Records excerpted from a collection
※
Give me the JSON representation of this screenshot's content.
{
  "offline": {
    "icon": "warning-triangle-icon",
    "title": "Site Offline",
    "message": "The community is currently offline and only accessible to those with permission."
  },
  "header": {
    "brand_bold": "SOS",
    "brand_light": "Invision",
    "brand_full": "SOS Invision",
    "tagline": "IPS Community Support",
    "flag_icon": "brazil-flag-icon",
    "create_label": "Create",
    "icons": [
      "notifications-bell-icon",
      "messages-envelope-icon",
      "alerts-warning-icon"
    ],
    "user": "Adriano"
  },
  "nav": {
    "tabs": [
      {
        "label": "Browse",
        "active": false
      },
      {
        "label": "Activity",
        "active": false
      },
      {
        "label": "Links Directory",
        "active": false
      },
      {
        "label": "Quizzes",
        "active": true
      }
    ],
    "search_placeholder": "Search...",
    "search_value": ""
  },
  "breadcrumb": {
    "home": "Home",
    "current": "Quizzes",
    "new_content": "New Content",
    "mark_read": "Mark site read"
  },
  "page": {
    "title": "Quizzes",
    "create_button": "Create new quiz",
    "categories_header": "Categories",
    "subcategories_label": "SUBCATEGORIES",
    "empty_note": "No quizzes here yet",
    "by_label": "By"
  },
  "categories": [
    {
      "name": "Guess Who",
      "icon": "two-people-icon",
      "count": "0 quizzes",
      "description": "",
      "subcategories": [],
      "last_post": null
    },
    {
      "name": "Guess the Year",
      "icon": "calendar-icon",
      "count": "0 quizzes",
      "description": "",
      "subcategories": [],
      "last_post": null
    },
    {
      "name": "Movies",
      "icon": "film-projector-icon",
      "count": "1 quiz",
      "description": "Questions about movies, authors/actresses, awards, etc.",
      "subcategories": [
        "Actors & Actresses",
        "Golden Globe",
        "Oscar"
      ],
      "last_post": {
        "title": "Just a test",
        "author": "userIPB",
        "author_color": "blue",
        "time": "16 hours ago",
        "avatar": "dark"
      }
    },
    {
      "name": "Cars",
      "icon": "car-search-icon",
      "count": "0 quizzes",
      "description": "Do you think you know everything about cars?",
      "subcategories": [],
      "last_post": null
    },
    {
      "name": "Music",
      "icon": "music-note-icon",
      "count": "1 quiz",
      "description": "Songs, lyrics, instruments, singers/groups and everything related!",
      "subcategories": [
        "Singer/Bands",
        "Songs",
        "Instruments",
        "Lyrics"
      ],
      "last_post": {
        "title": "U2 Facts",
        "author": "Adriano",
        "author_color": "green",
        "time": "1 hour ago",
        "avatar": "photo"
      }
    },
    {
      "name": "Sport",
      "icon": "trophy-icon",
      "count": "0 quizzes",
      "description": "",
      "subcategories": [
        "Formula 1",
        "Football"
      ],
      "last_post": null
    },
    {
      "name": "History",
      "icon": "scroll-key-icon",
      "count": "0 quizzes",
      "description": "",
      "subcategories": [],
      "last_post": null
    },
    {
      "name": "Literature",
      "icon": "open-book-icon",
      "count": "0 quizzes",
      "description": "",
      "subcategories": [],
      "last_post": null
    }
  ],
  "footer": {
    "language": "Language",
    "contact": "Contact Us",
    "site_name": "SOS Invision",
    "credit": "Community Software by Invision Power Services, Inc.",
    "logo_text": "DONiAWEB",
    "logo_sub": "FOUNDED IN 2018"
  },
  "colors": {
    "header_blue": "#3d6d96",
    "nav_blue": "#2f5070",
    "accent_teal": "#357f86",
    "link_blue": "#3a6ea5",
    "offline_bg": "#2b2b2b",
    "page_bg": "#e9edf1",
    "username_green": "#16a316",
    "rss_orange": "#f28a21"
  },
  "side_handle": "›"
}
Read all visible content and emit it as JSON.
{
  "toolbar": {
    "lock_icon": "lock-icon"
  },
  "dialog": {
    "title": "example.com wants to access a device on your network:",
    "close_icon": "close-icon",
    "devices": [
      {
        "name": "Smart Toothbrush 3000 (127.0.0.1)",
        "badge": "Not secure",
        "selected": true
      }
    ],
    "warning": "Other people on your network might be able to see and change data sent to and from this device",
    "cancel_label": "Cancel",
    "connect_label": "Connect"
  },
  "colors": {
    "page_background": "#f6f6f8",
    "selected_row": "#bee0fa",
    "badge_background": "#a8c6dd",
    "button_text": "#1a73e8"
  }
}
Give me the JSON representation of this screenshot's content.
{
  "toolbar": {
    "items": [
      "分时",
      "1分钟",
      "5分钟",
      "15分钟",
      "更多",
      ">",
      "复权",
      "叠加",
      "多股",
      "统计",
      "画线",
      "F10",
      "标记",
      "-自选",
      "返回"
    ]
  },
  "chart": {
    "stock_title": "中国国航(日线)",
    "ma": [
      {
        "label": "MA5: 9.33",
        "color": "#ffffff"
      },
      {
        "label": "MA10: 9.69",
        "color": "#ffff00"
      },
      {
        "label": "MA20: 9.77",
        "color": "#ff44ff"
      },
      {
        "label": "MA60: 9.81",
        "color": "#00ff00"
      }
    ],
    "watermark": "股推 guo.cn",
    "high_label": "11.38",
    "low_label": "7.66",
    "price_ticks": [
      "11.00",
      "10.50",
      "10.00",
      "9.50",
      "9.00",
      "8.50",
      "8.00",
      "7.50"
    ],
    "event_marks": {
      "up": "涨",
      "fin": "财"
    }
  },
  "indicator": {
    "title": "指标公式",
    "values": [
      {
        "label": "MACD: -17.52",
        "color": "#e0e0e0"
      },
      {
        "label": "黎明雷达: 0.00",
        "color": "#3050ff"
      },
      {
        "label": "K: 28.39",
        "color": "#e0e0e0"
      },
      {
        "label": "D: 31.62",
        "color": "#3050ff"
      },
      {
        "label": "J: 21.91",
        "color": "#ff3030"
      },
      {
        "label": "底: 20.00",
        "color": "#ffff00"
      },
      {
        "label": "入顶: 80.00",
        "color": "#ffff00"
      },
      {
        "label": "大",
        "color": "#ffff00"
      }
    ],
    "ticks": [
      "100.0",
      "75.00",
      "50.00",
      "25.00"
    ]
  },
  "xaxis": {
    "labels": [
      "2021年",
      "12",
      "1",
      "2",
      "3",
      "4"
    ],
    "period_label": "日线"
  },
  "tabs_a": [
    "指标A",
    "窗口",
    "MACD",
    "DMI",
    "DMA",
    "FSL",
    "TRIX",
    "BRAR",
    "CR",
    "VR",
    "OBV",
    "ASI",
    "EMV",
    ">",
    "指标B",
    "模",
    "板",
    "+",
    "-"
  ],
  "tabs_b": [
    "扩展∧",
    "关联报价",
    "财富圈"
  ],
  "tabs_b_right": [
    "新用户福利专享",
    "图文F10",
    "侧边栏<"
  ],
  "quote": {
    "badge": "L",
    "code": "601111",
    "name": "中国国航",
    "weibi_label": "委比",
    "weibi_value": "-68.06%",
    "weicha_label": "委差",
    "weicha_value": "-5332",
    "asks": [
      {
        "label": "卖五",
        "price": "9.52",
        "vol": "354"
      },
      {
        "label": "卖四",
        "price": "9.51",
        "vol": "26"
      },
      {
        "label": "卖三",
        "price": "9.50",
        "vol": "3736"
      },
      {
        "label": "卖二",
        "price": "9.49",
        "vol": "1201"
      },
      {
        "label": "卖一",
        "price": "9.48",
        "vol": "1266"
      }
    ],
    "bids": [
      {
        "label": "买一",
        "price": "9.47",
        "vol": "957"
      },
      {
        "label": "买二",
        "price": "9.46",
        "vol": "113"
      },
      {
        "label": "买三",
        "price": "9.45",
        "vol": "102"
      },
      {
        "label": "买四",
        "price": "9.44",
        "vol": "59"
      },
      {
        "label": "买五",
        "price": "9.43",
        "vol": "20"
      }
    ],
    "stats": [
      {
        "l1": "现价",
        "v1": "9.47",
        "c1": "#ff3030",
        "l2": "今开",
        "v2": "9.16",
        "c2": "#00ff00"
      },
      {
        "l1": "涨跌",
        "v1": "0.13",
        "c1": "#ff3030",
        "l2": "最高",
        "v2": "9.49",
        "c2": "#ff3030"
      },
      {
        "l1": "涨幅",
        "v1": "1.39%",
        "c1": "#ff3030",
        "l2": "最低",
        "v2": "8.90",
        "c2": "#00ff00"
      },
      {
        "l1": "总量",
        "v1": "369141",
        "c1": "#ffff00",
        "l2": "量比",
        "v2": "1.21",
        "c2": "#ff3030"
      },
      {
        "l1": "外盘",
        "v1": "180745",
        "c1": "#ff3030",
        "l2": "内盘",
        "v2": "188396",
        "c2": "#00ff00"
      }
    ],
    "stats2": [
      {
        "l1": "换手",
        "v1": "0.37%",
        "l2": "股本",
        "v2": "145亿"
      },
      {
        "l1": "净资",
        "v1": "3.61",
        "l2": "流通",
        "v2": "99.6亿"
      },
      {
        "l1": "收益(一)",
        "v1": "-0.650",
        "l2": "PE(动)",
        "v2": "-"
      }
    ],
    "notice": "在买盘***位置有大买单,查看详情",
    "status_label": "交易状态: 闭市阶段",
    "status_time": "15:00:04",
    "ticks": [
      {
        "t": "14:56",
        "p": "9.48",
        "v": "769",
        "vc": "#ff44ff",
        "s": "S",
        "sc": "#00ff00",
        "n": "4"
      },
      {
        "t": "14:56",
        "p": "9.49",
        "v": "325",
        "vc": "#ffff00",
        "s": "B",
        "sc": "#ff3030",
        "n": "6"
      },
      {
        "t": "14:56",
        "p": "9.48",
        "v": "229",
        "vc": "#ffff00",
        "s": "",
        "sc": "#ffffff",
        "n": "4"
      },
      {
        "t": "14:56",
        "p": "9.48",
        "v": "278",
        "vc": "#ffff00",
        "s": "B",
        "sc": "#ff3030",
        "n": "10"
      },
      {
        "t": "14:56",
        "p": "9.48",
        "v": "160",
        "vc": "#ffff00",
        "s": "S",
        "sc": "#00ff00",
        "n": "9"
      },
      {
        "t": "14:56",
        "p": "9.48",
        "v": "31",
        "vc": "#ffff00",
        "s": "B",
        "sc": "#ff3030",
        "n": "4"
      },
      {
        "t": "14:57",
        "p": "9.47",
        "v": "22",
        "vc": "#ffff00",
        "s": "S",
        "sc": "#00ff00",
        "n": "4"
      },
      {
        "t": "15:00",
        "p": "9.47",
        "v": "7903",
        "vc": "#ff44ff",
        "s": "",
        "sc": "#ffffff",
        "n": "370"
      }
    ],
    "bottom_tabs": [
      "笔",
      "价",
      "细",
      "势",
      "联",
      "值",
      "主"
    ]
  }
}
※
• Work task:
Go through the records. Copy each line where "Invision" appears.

• Answer space:
    "brand_light": "Invision",
    "brand_full": "SOS Invision",
    "site_name": "SOS Invision",
    "credit": "Community Software by Invision Power Services, Inc.",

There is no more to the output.